Omevaloxolone is a synthetic compound. It works by counteracting deficits seen in disease at the cellular level. Omevaloxolone promotes Nrf2, which works to activate a series of defence mechanisms that help cells handle oxidative stress (mentioned above). Nrf2 is also important for improving the energy production machinery mitochondria require to function efficiently. Thus, by activating Nrf2, Omevaloxolone is thought to mitigate oxidative damage, improve energy production, and promote neuroprotection. Additionally, Omevaloxolone and similar compounds exhibit anti-inflammatory action.
What exactly has been validated?
In the MOXIe clinical trial, study participants with FA from several countries were randomized to either daily omaveloxolone (drug) or placebo (control). Their neurological function, activities of daily living, and ataxia were assessed at baseline (at the beginning) and after 48 months of receiving treatment. At the end of this period, the data showed statistically significant improvement in each of these measures. Participants who received omaveloxolone fared better than those who did not (placebo). Additionally, participants who received omaveloxolone saw improvements after treatment compared to their own baseline at the beginning of the study.
What is happening next?
The next step in testing omaveloxolone is to have a long-term study to examine its safety (and any side effects) over the course of a few years. Instead of having a control group in this type of study, called an open-label extension, now everyone enrolled received the same amount of omaveloxolone. This study is already underway and is expected to be completed by 2022. There have been some modifications to the long-term safety study in response to COVID-19, but Reata doesn’t expect there to be a significant delay in their timelines.
If you would like to learn more about omaveloxolone, take a look at these resources by the Reata Pharmaceuticals and ClinicalTrials.gov. To learn more about Friedrich’s Ataxia, visit the Friedrich’s Ataxia Research Alliance website.

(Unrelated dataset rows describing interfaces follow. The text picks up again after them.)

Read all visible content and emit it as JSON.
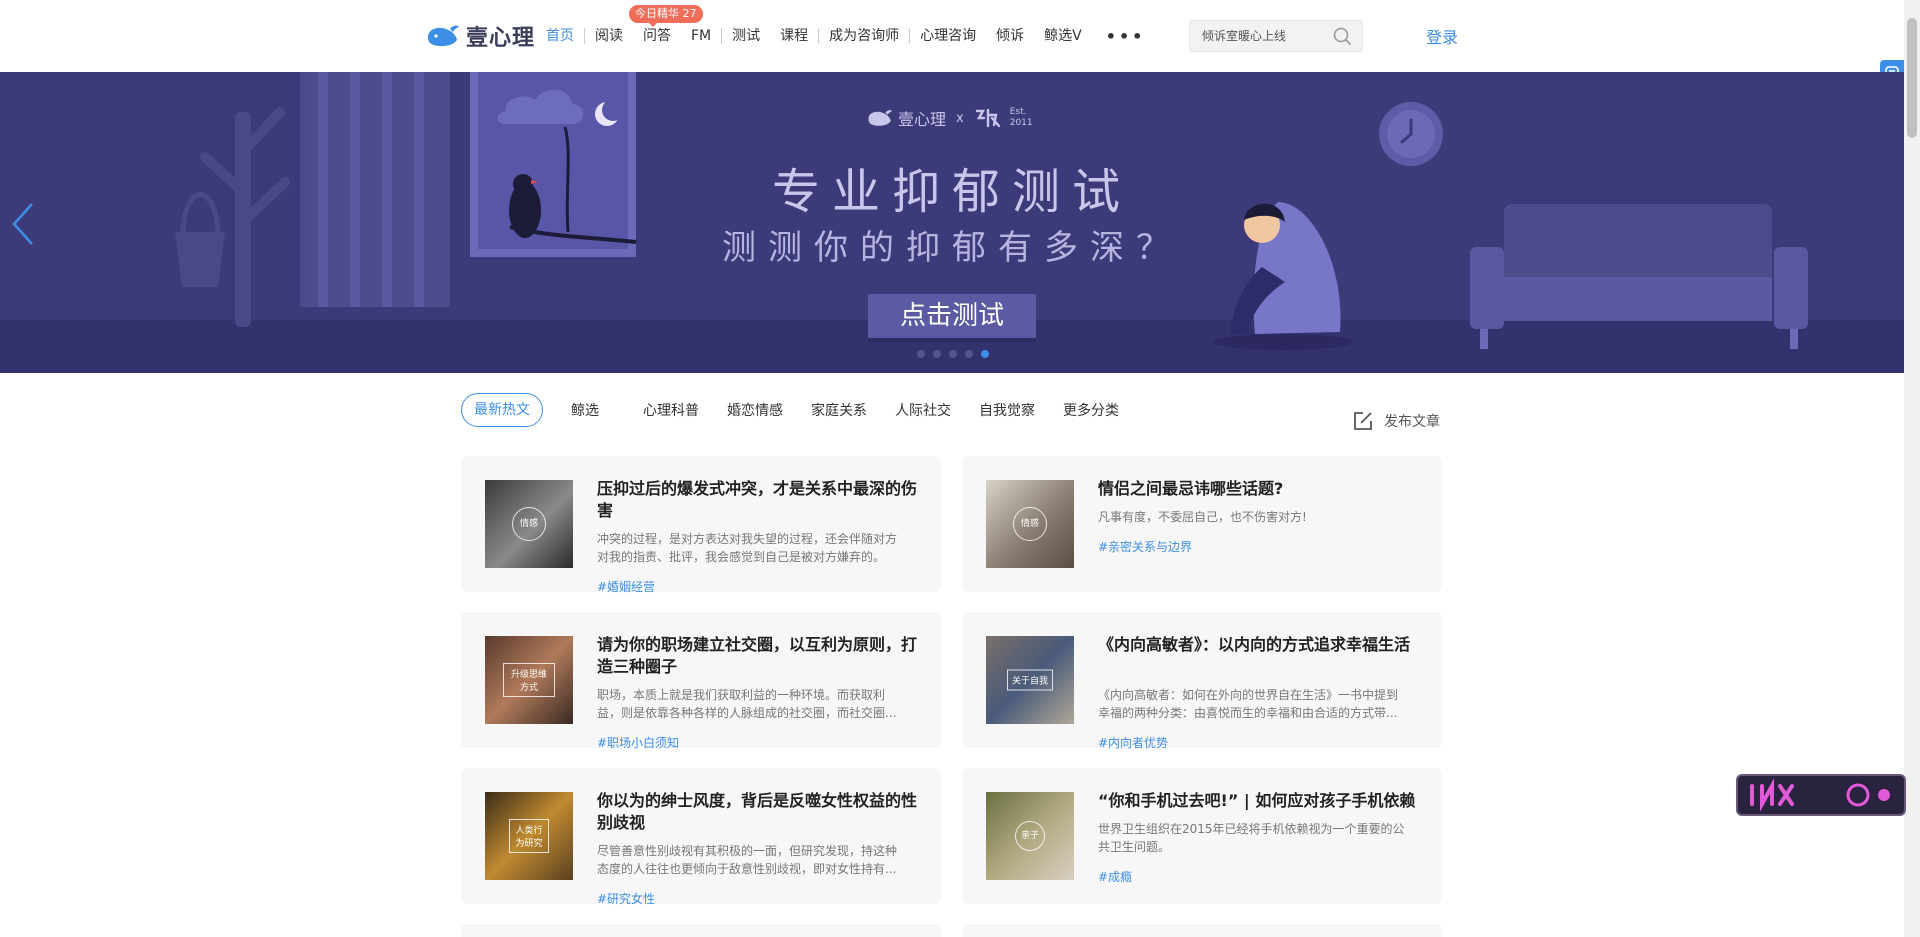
{
  "header": {
    "logo_text": "壹心理",
    "nav": [
      {
        "label": "首页",
        "active": true
      },
      {
        "label": "阅读"
      },
      {
        "label": "问答"
      },
      {
        "label": "FM"
      },
      {
        "label": "测试"
      },
      {
        "label": "课程"
      },
      {
        "label": "成为咨询师"
      },
      {
        "label": "心理咨询"
      },
      {
        "label": "倾诉"
      },
      {
        "label": "鲸选V"
      }
    ],
    "badge": "今日精华 27",
    "more": "•••",
    "search_placeholder": "倾诉室暖心上线",
    "login": "登录"
  },
  "banner": {
    "brand_logo": "壹心理",
    "brand_x": "x",
    "est_line1": "Est.",
    "est_line2": "2011",
    "title": "专业抑郁测试",
    "subtitle": "测测你的抑郁有多深？",
    "cta": "点击测试",
    "slides": 5,
    "active_slide": 5
  },
  "categories": [
    "最新热文",
    "鲸选",
    "心理科普",
    "婚恋情感",
    "家庭关系",
    "人际社交",
    "自我觉察",
    "更多分类"
  ],
  "publish_label": "发布文章",
  "articles": [
    {
      "title": "压抑过后的爆发式冲突，才是关系中最深的伤害",
      "desc": "冲突的过程，是对方表达对我失望的过程，还会伴随对方对我的指责、批评，我会感觉到自己是被对方嫌弃的。",
      "tag": "#婚姻经营",
      "thumb_label": "情感"
    },
    {
      "title": "情侣之间最忌讳哪些话题?",
      "desc": "凡事有度，不委屈自己，也不伤害对方!",
      "tag": "#亲密关系与边界",
      "thumb_label": "情感"
    },
    {
      "title": "请为你的职场建立社交圈，以互利为原则，打造三种圈子",
      "desc": "职场，本质上就是我们获取利益的一种环境。而获取利益，则是依靠各种各样的人脉组成的社交圈，而社交圈...",
      "tag": "#职场小白须知",
      "thumb_label": "升级思维方式"
    },
    {
      "title": "《内向高敏者》：以内向的方式追求幸福生活",
      "desc": "《内向高敏者：如何在外向的世界自在生活》一书中提到幸福的两种分类：由喜悦而生的幸福和由合适的方式带...",
      "tag": "#内向者优势",
      "thumb_label": "关于自我"
    },
    {
      "title": "你以为的绅士风度，背后是反噬女性权益的性别歧视",
      "desc": "尽管善意性别歧视有其积极的一面，但研究发现，持这种态度的人往往也更倾向于敌意性别歧视，即对女性持有...",
      "tag": "#研究女性",
      "thumb_label": "人类行为研究"
    },
    {
      "title": "“你和手机过去吧!” | 如何应对孩子手机依赖",
      "desc": "世界卫生组织在2015年已经将手机依赖视为一个重要的公共卫生问题。",
      "tag": "#成瘾",
      "thumb_label": "亲子"
    }
  ],
  "colors": {
    "accent": "#3d8ee6",
    "banner_bg": "#3c3a78",
    "badge": "#f06d5a",
    "card_bg": "#f7f7f8"
  }
}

Snapshot written by Dr. Judit M. Pérez Ortiz and edited by Larissa Nitschke.